It has urged that these children should complete their primary vaccination course.

The Covid-19 vaccination uptake of other eligible population groups is: 18 years plus, over 95% fully vaccinated; 12-17 years, 77% are fully vaccinated.

NIAC has said that efforts to increase primary and first booster vaccination uptake should remain a public health priority.

It has submitted a medium-term strategy to the Government to deal with Covid-19.

It says the "best case" scenario is significantly less severe future variants and protection against severe disease is maintained, without the need for periodic boosting or significant alterations to current vaccines.

The worst case scenario is the emergence of a more virulent and highly transmissible variant, with less effective vaccines and or rapid waning immunity against severe disease.

NIAC said "it would be prudent to have contingency plans in place to facilitate rapid roll out of booster vaccination for the general population".

Meanwhile, Chief Medical Officer Dr Tony Holohan has agreed to brief members of the Oireachtas Health Committee tomorrow on the current policy around Covid-19.

The meeting will be at 10am.

Sinn Féin's health spokesperson, David Cullinane TD, said that this was important to get an understanding of the public health recommendations and advice given to Government.

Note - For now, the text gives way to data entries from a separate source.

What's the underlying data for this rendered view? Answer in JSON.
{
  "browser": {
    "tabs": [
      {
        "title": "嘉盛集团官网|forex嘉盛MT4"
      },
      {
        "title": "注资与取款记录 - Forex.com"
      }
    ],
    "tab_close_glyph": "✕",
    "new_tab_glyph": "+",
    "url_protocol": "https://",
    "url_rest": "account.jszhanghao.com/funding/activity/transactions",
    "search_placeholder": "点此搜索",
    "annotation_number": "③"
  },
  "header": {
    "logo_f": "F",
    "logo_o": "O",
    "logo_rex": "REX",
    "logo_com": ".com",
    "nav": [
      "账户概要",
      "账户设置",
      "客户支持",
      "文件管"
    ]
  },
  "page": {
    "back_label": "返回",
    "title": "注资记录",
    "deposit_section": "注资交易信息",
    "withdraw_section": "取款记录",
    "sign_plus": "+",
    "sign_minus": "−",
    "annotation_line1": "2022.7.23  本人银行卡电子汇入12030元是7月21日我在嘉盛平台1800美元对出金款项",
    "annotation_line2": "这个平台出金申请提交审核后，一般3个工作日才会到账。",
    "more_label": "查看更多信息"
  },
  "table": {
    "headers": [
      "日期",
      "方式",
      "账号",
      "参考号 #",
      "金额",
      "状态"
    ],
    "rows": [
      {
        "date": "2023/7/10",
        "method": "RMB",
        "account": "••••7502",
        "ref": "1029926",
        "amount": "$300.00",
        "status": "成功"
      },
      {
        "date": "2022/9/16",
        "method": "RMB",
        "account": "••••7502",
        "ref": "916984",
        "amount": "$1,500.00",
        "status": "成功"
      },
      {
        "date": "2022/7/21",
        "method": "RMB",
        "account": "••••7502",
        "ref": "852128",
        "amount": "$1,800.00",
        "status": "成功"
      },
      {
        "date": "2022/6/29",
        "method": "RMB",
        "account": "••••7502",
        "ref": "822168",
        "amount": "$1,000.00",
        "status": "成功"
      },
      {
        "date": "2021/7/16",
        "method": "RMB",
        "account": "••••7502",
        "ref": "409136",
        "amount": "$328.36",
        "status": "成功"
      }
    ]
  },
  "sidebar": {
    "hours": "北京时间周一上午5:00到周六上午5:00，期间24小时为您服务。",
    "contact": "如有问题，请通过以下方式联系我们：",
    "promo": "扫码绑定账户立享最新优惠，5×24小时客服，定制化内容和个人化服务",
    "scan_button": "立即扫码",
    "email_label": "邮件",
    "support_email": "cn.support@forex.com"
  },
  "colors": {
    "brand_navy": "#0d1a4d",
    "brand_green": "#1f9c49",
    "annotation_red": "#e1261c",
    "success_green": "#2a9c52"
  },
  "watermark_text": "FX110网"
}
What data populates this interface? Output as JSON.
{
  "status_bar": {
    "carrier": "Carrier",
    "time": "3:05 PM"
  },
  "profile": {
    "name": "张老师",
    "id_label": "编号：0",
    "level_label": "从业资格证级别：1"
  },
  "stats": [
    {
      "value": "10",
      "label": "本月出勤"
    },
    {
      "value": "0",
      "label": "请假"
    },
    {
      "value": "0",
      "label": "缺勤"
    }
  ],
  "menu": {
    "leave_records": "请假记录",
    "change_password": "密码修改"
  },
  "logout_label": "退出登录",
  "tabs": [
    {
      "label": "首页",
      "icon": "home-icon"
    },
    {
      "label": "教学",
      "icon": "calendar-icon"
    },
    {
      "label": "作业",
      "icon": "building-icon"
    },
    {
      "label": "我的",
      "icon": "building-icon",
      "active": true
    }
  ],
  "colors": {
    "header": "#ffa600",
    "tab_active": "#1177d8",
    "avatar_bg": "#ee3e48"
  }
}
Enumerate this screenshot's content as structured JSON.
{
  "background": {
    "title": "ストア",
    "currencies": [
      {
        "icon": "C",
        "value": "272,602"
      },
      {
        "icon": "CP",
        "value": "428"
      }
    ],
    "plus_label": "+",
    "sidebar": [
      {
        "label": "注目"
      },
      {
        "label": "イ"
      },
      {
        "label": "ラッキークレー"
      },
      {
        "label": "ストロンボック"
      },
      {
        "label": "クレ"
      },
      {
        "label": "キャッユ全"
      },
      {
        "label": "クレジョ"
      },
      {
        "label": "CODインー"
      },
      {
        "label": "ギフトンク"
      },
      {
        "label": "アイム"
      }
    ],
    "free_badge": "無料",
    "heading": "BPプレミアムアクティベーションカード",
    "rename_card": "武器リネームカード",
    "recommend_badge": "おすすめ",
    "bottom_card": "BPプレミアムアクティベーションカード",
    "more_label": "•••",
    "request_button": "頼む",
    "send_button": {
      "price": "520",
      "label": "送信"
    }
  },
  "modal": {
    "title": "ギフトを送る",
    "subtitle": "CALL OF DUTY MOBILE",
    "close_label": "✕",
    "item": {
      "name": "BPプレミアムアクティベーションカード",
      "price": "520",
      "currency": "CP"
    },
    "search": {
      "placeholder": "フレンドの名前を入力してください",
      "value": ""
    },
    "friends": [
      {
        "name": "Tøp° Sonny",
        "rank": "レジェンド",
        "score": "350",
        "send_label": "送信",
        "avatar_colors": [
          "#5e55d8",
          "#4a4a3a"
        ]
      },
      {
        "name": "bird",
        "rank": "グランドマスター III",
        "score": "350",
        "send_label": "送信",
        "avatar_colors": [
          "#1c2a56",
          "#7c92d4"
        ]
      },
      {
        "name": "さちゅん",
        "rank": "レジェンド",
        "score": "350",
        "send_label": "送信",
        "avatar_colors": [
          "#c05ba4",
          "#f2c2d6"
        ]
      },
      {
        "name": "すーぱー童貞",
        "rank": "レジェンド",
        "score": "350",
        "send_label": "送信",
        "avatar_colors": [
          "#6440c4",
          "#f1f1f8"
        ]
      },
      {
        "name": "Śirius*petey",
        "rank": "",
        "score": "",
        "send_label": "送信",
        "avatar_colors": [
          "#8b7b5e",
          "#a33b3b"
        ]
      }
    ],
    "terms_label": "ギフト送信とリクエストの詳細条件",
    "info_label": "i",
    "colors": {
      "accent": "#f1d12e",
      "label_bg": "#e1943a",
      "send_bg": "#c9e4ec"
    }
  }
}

Mater services under 'extreme pressure'

Elsewhere, the Mater Hospital in Dublin has appealed to the public to avoid its emergency department because of pressure on services caused by Covid -19.

It said: "Hospital services are under extreme pressure due to a combination of large numbers of people contracting Covid, high numbers of presentations at the ED and high levels of staff absences due to Covid-19.

"Patients who are presenting at our ED with non-urgent conditions are unfortunately experiencing lengthy waiting times to be seen.

"Where possible, the Mater advises patients with non-emergency conditions to seek assistance from other parts of the health service such as minor injury units or their GP."

It said that any patient needing emergency care would still be seen at the hospital.

Meanwhile, the Department of Health has been notified of 4,076 PCR-confirmed cases of Covid-19, and 4,278 people have registered a positive antigen test through the HSE portal.

In a statement, it said that there are currently 1,333 patients with the virus being treated in hospital, 58 of whom are in intensive care.